[Records from a collection]
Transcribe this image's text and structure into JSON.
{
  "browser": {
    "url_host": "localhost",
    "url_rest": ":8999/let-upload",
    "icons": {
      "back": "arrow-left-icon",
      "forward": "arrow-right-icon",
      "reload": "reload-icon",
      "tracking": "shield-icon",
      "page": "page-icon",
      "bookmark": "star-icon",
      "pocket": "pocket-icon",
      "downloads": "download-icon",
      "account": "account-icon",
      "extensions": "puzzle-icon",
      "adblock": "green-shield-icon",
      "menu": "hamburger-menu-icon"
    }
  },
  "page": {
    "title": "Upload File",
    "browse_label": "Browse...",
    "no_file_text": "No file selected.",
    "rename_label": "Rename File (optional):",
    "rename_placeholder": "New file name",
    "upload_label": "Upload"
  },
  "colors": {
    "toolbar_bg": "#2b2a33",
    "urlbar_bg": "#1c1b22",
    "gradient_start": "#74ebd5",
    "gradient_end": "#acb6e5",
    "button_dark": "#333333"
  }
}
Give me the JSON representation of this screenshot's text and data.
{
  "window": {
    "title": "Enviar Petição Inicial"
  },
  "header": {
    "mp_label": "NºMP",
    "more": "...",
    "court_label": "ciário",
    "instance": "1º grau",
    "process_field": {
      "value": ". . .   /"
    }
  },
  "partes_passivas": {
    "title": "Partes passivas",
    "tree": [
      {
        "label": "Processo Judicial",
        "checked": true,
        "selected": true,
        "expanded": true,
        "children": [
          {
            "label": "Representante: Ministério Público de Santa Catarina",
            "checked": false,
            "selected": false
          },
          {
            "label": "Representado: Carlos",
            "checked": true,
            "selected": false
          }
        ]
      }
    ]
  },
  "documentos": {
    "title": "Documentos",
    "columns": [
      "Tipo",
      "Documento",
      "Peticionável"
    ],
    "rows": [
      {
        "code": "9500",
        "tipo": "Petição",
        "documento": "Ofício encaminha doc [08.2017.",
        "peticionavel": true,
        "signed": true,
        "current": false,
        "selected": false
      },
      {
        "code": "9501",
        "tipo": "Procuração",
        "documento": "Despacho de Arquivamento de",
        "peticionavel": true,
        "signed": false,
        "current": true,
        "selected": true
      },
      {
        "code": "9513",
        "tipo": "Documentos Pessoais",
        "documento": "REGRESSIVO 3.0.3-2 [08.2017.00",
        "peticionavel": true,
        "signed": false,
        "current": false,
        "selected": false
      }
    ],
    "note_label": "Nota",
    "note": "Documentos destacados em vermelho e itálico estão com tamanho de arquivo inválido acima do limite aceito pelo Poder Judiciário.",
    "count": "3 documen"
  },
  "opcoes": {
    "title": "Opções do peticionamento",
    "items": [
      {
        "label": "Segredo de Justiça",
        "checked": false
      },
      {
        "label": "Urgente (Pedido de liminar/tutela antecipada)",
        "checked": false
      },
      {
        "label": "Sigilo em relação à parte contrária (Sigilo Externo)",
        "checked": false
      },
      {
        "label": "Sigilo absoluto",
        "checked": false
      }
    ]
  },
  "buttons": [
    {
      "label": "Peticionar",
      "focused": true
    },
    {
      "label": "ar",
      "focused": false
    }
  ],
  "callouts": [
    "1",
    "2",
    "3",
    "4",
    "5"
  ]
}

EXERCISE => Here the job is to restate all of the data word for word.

TASK RESULT =>
Transcribe this image's text and structure into JSON.
{
  "browser": {
    "url_host": "localhost",
    "url_rest": ":8999/let-upload",
    "icons": {
      "back": "arrow-left-icon",
      "forward": "arrow-right-icon",
      "reload": "reload-icon",
      "tracking": "shield-icon",
      "page": "page-icon",
      "bookmark": "star-icon",
      "pocket": "pocket-icon",
      "downloads": "download-icon",
      "account": "account-icon",
      "extensions": "puzzle-icon",
      "adblock": "green-shield-icon",
      "menu": "hamburger-menu-icon"
    }
  },
  "page": {
    "title": "Upload File",
    "browse_label": "Browse...",
    "no_file_text": "No file selected.",
    "rename_label": "Rename File (optional):",
    "rename_placeholder": "New file name",
    "upload_label": "Upload"
  },
  "colors": {
    "toolbar_bg": "#2b2a33",
    "urlbar_bg": "#1c1b22",
    "gradient_start": "#74ebd5",
    "gradient_end": "#acb6e5",
    "button_dark": "#333333"
  }
}
Give me the JSON representation of this screenshot's text and data.
{
  "window": {
    "title": "Enviar Petição Inicial"
  },
  "header": {
    "mp_label": "NºMP",
    "more": "...",
    "court_label": "ciário",
    "instance": "1º grau",
    "process_field": {
      "value": ". . .   /"
    }
  },
  "partes_passivas": {
    "title": "Partes passivas",
    "tree": [
      {
        "label": "Processo Judicial",
        "checked": true,
        "selected": true,
        "expanded": true,
        "children": [
          {
            "label": "Representante: Ministério Público de Santa Catarina",
            "checked": false,
            "selected": false
          },
          {
            "label": "Representado: Carlos",
            "checked": true,
            "selected": false
          }
        ]
      }
    ]
  },
  "documentos": {
    "title": "Documentos",
    "columns": [
      "Tipo",
      "Documento",
      "Peticionável"
    ],
    "rows": [
      {
        "code": "9500",
        "tipo": "Petição",
        "documento": "Ofício encaminha doc [08.2017.",
        "peticionavel": true,
        "signed": true,
        "current": false,
        "selected": false
      },
      {
        "code": "9501",
        "tipo": "Procuração",
        "documento": "Despacho de Arquivamento de",
        "peticionavel": true,
        "signed": false,
        "current": true,
        "selected": true
      },
      {
        "code": "9513",
        "tipo": "Documentos Pessoais",
        "documento": "REGRESSIVO 3.0.3-2 [08.2017.00",
        "peticionavel": true,
        "signed": false,
        "current": false,
        "selected": false
      }
    ],
    "note_label": "Nota",
    "note": "Documentos destacados em vermelho e itálico estão com tamanho de arquivo inválido acima do limite aceito pelo Poder Judiciário.",
    "count": "3 documen"
  },
  "opcoes": {
    "title": "Opções do peticionamento",
    "items": [
      {
        "label": "Segredo de Justiça",
        "checked": false
      },
      {
        "label": "Urgente (Pedido de liminar/tutela antecipada)",
        "checked": false
      },
      {
        "label": "Sigilo em relação à parte contrária (Sigilo Externo)",
        "checked": false
      },
      {
        "label": "Sigilo absoluto",
        "checked": false
      }
    ]
  },
  "buttons": [
    {
      "label": "Peticionar",
      "focused": true
    },
    {
      "label": "ar",
      "focused": false
    }
  ],
  "callouts": [
    "1",
    "2",
    "3",
    "4",
    "5"
  ]
}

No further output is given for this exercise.